Edinburgh is a city steeped in history. Over time, existing buildings have been substantially altered or demolished, while whole streets and areas have been razed and redeveloped. Meanwhile, many competition and design proposals have been produced for buildings and monuments which were never realised, and which could have fundamentally altered the current appearance of the city. So there are, in fact, three Edinburghs: the city as it was, the city as it is today, and 'Lost Edinburgh', the city as it might have been.

RCAHMS holds over 15 million items relating to the history of the built environment in Scotland. Our Collections contain a wide variety of items which demonstrate how Edinburgh has changed over time, and which show the 'Lost Edinburgh' which might have been, if things had been different. These include historic photographs, architectural plans and presentation drawings, engravings and sketches, competition entries and proposed designs for new developments, and aerial photographs from the Second World War taken by the RAF and the German Luftwaffe.

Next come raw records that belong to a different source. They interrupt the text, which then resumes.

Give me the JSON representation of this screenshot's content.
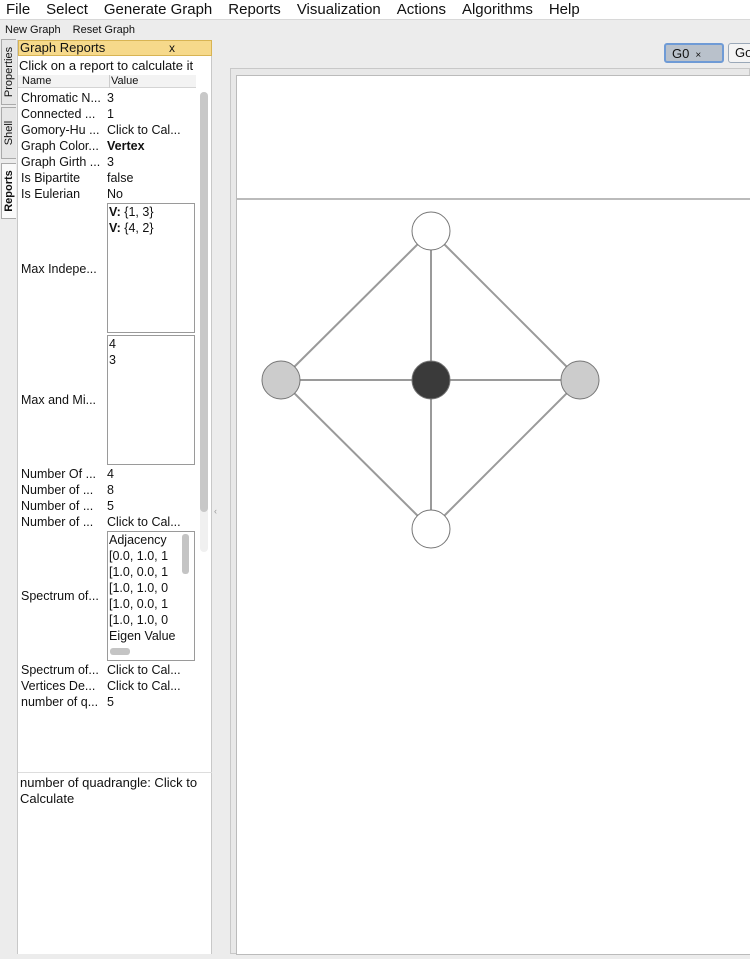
{
  "menu": [
    "File",
    "Select",
    "Generate Graph",
    "Reports",
    "Visualization",
    "Actions",
    "Algorithms",
    "Help"
  ],
  "toolbar": {
    "new_graph": "New Graph",
    "reset_graph": "Reset Graph"
  },
  "side_tabs": [
    "Properties",
    "Shell",
    "Reports"
  ],
  "panel": {
    "title": "Graph Reports",
    "close": "x",
    "hint": "Click on a report to calculate it",
    "col_name": "Name",
    "col_value": "Value"
  },
  "reports": [
    {
      "name": "Chromatic N...",
      "value": "3"
    },
    {
      "name": "Connected ...",
      "value": "1"
    },
    {
      "name": "Gomory-Hu ...",
      "value": "Click to Cal..."
    },
    {
      "name": "Graph Color...",
      "value": "Vertex"
    },
    {
      "name": "Graph Girth ...",
      "value": "3"
    },
    {
      "name": "Is Bipartite",
      "value": "false"
    },
    {
      "name": "Is Eulerian",
      "value": "No"
    }
  ],
  "max_independent": {
    "name": "Max Indepe...",
    "lines": [
      {
        "label": "V:",
        "set": "{1, 3}"
      },
      {
        "label": "V:",
        "set": "{4, 2}"
      }
    ]
  },
  "max_min": {
    "name": "Max and Mi...",
    "lines": [
      "4",
      "3"
    ]
  },
  "reports2": [
    {
      "name": "Number Of ...",
      "value": "4"
    },
    {
      "name": "Number of ...",
      "value": "8"
    },
    {
      "name": "Number of ...",
      "value": "5"
    },
    {
      "name": "Number of ...",
      "value": "Click to Cal..."
    }
  ],
  "spectrum": {
    "name": "Spectrum of...",
    "lines": [
      "Adjacency",
      "[0.0, 1.0, 1",
      "[1.0, 0.0, 1",
      "[1.0, 1.0, 0",
      "[1.0, 0.0, 1",
      "[1.0, 1.0, 0",
      "Eigen Value"
    ]
  },
  "reports3": [
    {
      "name": "Spectrum of...",
      "value": "Click to Cal..."
    },
    {
      "name": "Vertices De...",
      "value": "Click to Cal..."
    },
    {
      "name": "number of q...",
      "value": "5"
    }
  ],
  "description": "number of quadrangle: Click to Calculate",
  "graph_tabs": {
    "active": "G0",
    "active_close": "×",
    "other": "Go"
  },
  "graph": {
    "vertices": [
      {
        "id": "top",
        "fill": "#ffffff"
      },
      {
        "id": "left",
        "fill": "#cccccc"
      },
      {
        "id": "center",
        "fill": "#3a3a3a"
      },
      {
        "id": "right",
        "fill": "#cccccc"
      },
      {
        "id": "bottom",
        "fill": "#ffffff"
      }
    ],
    "edges": [
      [
        "top",
        "left"
      ],
      [
        "top",
        "center"
      ],
      [
        "top",
        "right"
      ],
      [
        "left",
        "center"
      ],
      [
        "center",
        "right"
      ],
      [
        "left",
        "bottom"
      ],
      [
        "center",
        "bottom"
      ],
      [
        "right",
        "bottom"
      ]
    ],
    "edge_color": "#9a9a9a"
  }
}
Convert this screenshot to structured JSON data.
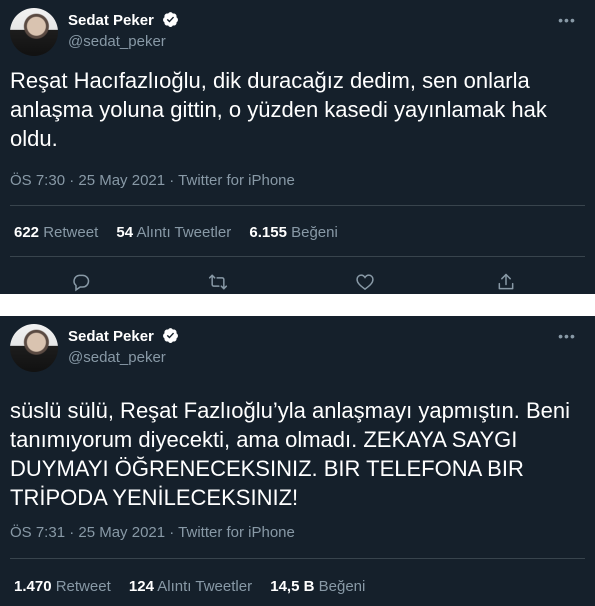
{
  "tweets": [
    {
      "display_name": "Sedat Peker",
      "handle": "@sedat_peker",
      "text": "Reşat Hacıfazlıoğlu, dik duracağız dedim, sen onlarla anlaşma yoluna gittin, o yüzden kasedi yayınlamak hak oldu.",
      "meta": "ÖS 7:30 · 25 May 2021 · Twitter for iPhone",
      "retweet_count": "622",
      "retweet_label": "Retweet",
      "quote_count": "54",
      "quote_label": "Alıntı Tweetler",
      "like_count": "6.155",
      "like_label": "Beğeni",
      "actions": [
        "reply-icon",
        "retweet-icon",
        "like-icon",
        "share-icon"
      ]
    },
    {
      "display_name": "Sedat Peker",
      "handle": "@sedat_peker",
      "text": "süslü sülü, Reşat Fazlıoğlu’yla anlaşmayı yapmıştın. Beni tanımıyorum diyecekti, ama olmadı. ZEKAYA SAYGI DUYMAYI ÖĞRENECEKSINIZ. BIR TELEFONA BIR TRİPODA YENİLECEKSINIZ!",
      "meta": "ÖS 7:31 · 25 May 2021 · Twitter for iPhone",
      "retweet_count": "1.470",
      "retweet_label": "Retweet",
      "quote_count": "124",
      "quote_label": "Alıntı Tweetler",
      "like_count": "14,5 B",
      "like_label": "Beğeni"
    }
  ],
  "colors": {
    "background": "#15202b",
    "text": "#ffffff",
    "secondary": "#8899a6",
    "verified": "#1da1f2",
    "divider": "#38444d"
  }
}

These examples show items from our Collections relating to the theme of Lost Edinburgh, and there are similar examples showing changes to urban and rural landscapes across the whole country.

Examples include:

• an artistic sketch of a view across Edinburgh from the 18th century

• a proposed plan for an “Improved Edinburgh” from 1831

• a proposed striking design by Basil Spence for the redevelopment of St James Square

• an historic sketch of Leith Harbour with 18th century fortification

• an historic aerial photograph of the Holyrood area where the Scottish Parliament now stands

• historic photographs of the Royal Infirmary including a view inside one of the working wards

• extravagant proposals for 19th century redevelopment of The Mound

• a painting of the temporary International Exhibition that was open in 1890

• photographs of the extensive Bonnington Mills before demolition